◆ What is needed
Look through the material below and show every line with the word "JSON".
──────
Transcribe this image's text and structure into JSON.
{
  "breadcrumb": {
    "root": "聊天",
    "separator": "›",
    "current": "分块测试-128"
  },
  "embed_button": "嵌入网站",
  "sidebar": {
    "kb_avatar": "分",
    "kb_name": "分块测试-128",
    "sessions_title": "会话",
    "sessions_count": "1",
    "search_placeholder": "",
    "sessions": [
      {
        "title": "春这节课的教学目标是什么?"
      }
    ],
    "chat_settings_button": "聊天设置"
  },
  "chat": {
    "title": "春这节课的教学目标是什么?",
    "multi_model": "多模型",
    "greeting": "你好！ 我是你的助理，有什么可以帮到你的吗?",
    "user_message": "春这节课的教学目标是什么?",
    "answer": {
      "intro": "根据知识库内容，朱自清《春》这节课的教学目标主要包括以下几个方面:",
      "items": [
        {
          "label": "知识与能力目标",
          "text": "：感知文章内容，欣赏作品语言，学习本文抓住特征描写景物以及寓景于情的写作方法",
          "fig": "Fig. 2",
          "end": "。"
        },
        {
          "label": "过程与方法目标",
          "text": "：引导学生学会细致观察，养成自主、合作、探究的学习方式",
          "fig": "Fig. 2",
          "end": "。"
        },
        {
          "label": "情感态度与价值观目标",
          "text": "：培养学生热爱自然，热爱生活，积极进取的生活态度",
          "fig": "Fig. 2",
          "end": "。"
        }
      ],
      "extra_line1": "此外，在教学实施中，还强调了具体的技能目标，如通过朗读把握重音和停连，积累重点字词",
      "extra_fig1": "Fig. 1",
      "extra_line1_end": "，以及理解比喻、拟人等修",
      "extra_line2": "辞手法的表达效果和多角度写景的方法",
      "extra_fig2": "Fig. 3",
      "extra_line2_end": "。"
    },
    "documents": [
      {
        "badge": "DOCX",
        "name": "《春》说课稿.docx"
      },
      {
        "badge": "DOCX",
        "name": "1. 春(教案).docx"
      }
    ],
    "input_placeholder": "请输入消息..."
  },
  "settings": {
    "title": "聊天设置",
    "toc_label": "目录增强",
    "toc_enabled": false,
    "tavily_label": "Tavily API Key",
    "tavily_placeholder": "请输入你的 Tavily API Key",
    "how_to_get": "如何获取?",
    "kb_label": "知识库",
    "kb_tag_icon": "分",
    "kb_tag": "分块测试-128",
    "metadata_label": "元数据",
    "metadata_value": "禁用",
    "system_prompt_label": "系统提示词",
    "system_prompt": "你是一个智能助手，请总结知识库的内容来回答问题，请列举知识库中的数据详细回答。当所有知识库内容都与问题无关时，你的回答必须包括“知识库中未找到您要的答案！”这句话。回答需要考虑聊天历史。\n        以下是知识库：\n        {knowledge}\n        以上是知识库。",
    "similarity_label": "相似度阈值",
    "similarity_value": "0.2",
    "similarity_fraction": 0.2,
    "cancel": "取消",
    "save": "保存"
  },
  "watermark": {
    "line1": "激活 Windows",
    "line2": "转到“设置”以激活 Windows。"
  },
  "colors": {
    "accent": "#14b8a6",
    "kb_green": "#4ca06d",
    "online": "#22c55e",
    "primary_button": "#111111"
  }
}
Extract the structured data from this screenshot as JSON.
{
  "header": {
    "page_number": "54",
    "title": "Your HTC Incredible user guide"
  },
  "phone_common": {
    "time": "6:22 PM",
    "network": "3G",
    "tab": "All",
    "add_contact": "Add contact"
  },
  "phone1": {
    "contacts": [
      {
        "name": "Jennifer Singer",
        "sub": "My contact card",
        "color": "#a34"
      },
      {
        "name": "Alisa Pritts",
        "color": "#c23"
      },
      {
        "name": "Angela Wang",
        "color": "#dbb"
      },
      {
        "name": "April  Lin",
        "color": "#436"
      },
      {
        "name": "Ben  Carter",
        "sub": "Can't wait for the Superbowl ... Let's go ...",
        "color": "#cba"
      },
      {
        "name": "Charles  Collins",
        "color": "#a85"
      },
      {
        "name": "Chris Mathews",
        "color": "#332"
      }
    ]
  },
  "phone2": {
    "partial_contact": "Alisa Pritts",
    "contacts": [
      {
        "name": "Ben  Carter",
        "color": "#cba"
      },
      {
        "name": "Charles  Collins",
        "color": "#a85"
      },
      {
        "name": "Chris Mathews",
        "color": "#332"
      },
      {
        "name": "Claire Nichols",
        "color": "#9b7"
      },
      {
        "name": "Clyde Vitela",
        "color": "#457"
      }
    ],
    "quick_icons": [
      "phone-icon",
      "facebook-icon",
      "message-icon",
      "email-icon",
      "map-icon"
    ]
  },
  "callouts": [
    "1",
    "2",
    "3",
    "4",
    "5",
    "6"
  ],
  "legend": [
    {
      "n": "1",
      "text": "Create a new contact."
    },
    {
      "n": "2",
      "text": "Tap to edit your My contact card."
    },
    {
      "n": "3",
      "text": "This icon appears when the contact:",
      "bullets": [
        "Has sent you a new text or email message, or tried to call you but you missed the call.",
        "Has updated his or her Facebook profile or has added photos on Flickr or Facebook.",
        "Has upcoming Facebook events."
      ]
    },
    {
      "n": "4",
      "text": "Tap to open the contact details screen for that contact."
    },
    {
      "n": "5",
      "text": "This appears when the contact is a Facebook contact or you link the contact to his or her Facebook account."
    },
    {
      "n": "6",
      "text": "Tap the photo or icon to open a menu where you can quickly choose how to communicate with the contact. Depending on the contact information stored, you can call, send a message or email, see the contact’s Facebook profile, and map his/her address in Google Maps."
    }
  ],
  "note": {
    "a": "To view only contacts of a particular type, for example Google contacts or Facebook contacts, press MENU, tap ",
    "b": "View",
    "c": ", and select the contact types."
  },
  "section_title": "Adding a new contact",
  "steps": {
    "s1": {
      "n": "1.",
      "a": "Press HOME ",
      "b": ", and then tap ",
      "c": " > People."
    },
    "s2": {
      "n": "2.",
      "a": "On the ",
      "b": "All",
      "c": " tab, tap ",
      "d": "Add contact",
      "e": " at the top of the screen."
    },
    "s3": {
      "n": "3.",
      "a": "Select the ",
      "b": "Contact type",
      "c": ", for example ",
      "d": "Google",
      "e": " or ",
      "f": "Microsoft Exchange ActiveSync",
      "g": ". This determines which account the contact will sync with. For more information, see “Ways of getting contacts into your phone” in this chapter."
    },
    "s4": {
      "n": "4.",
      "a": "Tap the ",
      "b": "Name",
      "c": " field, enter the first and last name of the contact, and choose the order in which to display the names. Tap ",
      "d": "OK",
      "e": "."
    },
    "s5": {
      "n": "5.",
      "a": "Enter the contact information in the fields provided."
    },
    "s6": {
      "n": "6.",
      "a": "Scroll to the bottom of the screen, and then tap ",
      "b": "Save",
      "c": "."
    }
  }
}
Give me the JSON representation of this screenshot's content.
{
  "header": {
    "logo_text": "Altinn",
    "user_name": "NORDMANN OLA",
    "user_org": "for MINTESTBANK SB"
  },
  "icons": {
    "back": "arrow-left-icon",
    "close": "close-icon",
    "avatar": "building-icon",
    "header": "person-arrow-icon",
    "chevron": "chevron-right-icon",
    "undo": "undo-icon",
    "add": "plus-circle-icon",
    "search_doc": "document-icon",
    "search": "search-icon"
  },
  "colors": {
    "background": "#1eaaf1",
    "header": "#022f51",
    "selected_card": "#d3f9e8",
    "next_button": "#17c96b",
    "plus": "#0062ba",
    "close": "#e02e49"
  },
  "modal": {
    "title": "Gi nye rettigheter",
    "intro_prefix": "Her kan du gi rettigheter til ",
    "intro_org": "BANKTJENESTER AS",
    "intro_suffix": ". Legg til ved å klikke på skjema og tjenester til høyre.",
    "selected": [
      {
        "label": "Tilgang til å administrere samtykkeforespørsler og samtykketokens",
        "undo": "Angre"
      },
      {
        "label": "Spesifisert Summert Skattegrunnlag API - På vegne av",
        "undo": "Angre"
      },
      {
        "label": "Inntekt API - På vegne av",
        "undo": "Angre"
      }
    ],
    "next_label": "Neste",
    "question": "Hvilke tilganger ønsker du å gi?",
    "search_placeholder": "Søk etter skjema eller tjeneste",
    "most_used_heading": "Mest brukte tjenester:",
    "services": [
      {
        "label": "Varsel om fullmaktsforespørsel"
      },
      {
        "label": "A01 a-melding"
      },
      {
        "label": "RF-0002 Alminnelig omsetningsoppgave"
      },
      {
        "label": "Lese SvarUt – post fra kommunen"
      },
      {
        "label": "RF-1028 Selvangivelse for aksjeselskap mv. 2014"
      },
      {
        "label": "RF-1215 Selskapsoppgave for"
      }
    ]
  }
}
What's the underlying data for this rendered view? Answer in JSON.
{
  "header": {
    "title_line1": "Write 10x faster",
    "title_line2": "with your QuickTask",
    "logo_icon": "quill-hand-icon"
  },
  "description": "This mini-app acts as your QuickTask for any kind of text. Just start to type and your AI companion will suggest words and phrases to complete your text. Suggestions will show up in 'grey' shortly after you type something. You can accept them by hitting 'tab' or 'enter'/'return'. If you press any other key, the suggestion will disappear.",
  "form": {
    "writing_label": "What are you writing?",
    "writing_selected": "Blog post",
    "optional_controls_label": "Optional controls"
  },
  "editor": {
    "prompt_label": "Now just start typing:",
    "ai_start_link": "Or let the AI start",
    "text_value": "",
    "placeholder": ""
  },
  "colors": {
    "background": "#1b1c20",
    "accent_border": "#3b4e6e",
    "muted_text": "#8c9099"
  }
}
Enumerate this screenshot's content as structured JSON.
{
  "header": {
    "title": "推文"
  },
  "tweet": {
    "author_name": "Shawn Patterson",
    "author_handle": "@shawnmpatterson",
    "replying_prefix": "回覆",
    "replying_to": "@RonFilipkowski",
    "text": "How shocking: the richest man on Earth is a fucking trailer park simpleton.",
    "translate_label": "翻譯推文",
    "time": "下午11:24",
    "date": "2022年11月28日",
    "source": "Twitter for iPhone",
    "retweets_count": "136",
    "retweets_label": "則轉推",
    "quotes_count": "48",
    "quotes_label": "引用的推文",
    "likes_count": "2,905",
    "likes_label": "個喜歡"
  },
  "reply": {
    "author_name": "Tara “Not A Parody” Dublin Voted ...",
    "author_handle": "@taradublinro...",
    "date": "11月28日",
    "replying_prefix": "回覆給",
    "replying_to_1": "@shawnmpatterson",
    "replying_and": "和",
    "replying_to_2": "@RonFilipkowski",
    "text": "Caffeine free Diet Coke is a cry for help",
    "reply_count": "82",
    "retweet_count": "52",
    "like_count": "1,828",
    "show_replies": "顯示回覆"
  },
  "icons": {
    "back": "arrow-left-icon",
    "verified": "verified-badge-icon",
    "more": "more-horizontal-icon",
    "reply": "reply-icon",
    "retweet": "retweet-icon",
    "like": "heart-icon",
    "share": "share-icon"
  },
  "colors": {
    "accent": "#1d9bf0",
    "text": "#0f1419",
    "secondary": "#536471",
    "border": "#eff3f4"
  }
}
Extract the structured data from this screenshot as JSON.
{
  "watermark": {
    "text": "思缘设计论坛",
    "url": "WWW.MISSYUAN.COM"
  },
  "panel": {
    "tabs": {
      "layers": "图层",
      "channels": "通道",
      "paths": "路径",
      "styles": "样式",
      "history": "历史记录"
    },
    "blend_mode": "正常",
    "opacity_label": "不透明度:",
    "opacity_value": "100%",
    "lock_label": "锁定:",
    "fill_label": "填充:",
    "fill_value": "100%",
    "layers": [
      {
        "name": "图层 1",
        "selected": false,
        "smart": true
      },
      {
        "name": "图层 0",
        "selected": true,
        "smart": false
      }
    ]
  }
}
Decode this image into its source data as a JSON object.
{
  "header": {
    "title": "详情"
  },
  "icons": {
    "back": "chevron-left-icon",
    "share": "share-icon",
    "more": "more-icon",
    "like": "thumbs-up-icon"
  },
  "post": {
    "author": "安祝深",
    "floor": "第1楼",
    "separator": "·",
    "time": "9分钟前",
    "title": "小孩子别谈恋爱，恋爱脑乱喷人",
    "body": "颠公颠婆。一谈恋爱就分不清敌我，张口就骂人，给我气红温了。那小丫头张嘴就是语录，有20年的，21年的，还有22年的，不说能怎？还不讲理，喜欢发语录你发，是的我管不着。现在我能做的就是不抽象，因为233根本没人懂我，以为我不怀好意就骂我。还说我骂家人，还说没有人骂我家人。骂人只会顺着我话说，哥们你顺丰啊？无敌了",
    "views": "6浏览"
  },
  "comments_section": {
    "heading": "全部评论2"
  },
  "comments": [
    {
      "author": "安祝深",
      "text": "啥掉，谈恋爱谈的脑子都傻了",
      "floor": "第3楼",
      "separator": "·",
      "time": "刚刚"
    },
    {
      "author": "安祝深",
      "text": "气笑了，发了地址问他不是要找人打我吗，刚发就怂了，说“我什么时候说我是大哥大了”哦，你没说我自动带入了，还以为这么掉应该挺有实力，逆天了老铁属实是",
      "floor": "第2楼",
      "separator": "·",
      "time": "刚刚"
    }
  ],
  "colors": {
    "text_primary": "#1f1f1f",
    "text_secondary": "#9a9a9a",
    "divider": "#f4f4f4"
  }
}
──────
◆ Answer for the task
Transcribe this image's text and structure into JSON.
Extract the structured data from this screenshot as JSON.
Give me the JSON representation of this screenshot's content.
What's the underlying data for this rendered view? Answer in JSON.
Enumerate this screenshot's content as structured JSON.
Extract the structured data from this screenshot as JSON.
Decode this image into its source data as a JSON object.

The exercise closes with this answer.